Entries from a dataset of interfaces
——

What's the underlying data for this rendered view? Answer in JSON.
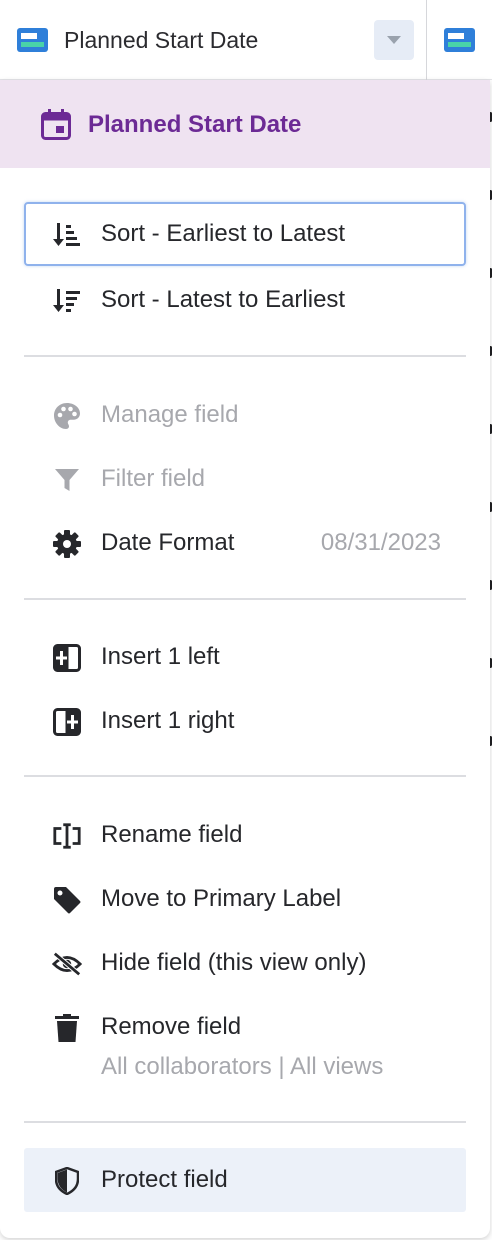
{
  "header": {
    "title": "Planned Start Date",
    "field_icon": "field-card-icon",
    "dropdown_icon": "caret-down-icon"
  },
  "menu": {
    "title": "Planned Start Date",
    "title_icon": "calendar-icon",
    "accent_color": "#6c2a95",
    "header_bg": "#efe3f1",
    "sort": {
      "earliest_to_latest": "Sort - Earliest to Latest",
      "latest_to_earliest": "Sort - Latest to Earliest"
    },
    "field": {
      "manage": "Manage field",
      "filter": "Filter field",
      "date_format": "Date Format",
      "date_format_value": "08/31/2023"
    },
    "insert": {
      "left": "Insert 1 left",
      "right": "Insert 1 right"
    },
    "actions": {
      "rename": "Rename field",
      "move_primary": "Move to Primary Label",
      "hide": "Hide field (this view only)",
      "remove": "Remove field",
      "remove_sub": "All collaborators | All views"
    },
    "protect": "Protect field"
  }
}
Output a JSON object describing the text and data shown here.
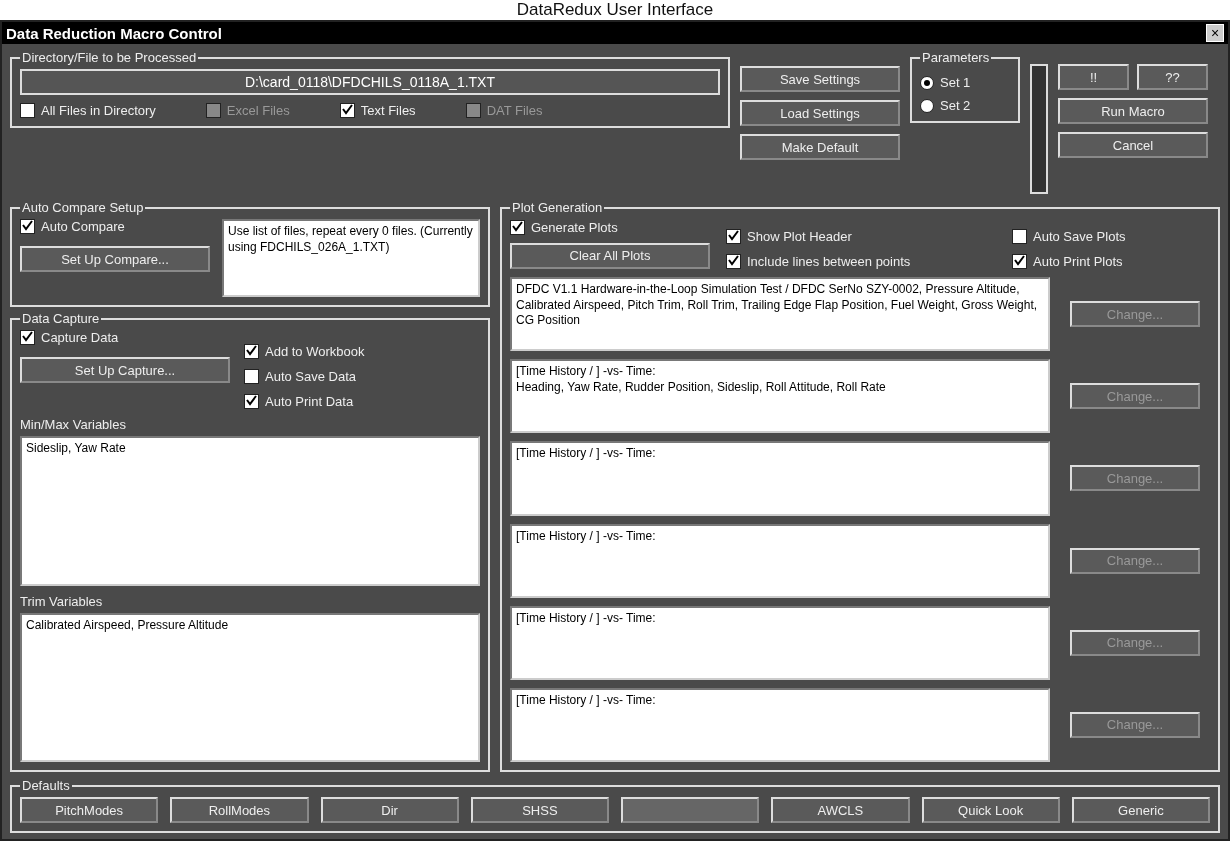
{
  "caption": "DataRedux User Interface",
  "window": {
    "title": "Data Reduction Macro Control",
    "close": "×"
  },
  "directory": {
    "label": "Directory/File to be Processed",
    "value": "D:\\card_0118\\DFDCHILS_0118A_1.TXT",
    "options": [
      {
        "label": "All Files in Directory",
        "checked": false,
        "disabled": false
      },
      {
        "label": "Excel Files",
        "checked": false,
        "disabled": true
      },
      {
        "label": "Text Files",
        "checked": true,
        "disabled": false
      },
      {
        "label": "DAT Files",
        "checked": false,
        "disabled": true
      }
    ]
  },
  "settings_buttons": [
    "Save Settings",
    "Load Settings",
    "Make Default"
  ],
  "parameters": {
    "label": "Parameters",
    "options": [
      {
        "label": "Set 1",
        "selected": true
      },
      {
        "label": "Set 2",
        "selected": false
      }
    ]
  },
  "top_buttons": [
    "!!",
    "??"
  ],
  "run_buttons": [
    "Run Macro",
    "Cancel"
  ],
  "auto_compare": {
    "label": "Auto Compare Setup",
    "checkbox": {
      "label": "Auto Compare",
      "checked": true
    },
    "button": "Set Up Compare...",
    "note": "Use list of files, repeat every 0 files. (Currently using FDCHILS_026A_1.TXT)"
  },
  "data_capture": {
    "label": "Data Capture",
    "checkbox": {
      "label": "Capture Data",
      "checked": true
    },
    "button": "Set Up Capture...",
    "options": [
      {
        "label": "Add to Workbook",
        "checked": true
      },
      {
        "label": "Auto Save Data",
        "checked": false
      },
      {
        "label": "Auto Print Data",
        "checked": true
      }
    ],
    "lists": [
      {
        "label": "Min/Max Variables",
        "value": "Sideslip, Yaw Rate"
      },
      {
        "label": "Trim Variables",
        "value": "Calibrated Airspeed, Pressure Altitude"
      }
    ]
  },
  "plot_generation": {
    "label": "Plot Generation",
    "checks_top": [
      {
        "label": "Generate Plots",
        "checked": true
      },
      {
        "label": "Show Plot Header",
        "checked": true
      },
      {
        "label": "Auto Save Plots",
        "checked": false
      }
    ],
    "button": "Clear All Plots",
    "checks_bottom": [
      {
        "label": "Include lines between points",
        "checked": true
      },
      {
        "label": "Auto Print Plots",
        "checked": true
      }
    ],
    "plots": [
      {
        "text": "DFDC V1.1 Hardware-in-the-Loop Simulation Test / DFDC SerNo SZY-0002, Pressure Altitude, Calibrated Airspeed, Pitch Trim, Roll Trim, Trailing Edge Flap Position, Fuel Weight, Gross Weight, CG Position",
        "button": "Change..."
      },
      {
        "text": "[Time History / ] -vs- Time:\nHeading, Yaw Rate, Rudder Position, Sideslip, Roll Attitude, Roll Rate",
        "button": "Change..."
      },
      {
        "text": "[Time History / ] -vs- Time:",
        "button": "Change..."
      },
      {
        "text": "[Time History / ] -vs- Time:",
        "button": "Change..."
      },
      {
        "text": "[Time History / ] -vs- Time:",
        "button": "Change..."
      },
      {
        "text": "[Time History / ] -vs- Time:",
        "button": "Change..."
      }
    ]
  },
  "defaults": {
    "label": "Defaults",
    "buttons": [
      {
        "kind": "labeled",
        "label": "PitchModes"
      },
      {
        "kind": "labeled",
        "label": "RollModes"
      },
      {
        "kind": "labeled",
        "label": "Dir"
      },
      {
        "kind": "labeled",
        "label": "SHSS"
      },
      {
        "kind": "blank"
      },
      {
        "kind": "labeled",
        "label": "AWCLS"
      },
      {
        "kind": "labeled",
        "label": "Quick Look"
      },
      {
        "kind": "labeled",
        "label": "Generic"
      }
    ]
  }
}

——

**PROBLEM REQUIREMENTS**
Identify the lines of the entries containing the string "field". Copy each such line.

**YOUR SOLUTION**
    "field_icon": "field-card-icon",
    "field": {
      "manage": "Manage field",
      "filter": "Filter field",
      "rename": "Rename field",
      "hide": "Hide field (this view only)",
      "remove": "Remove field",
    "protect": "Protect field"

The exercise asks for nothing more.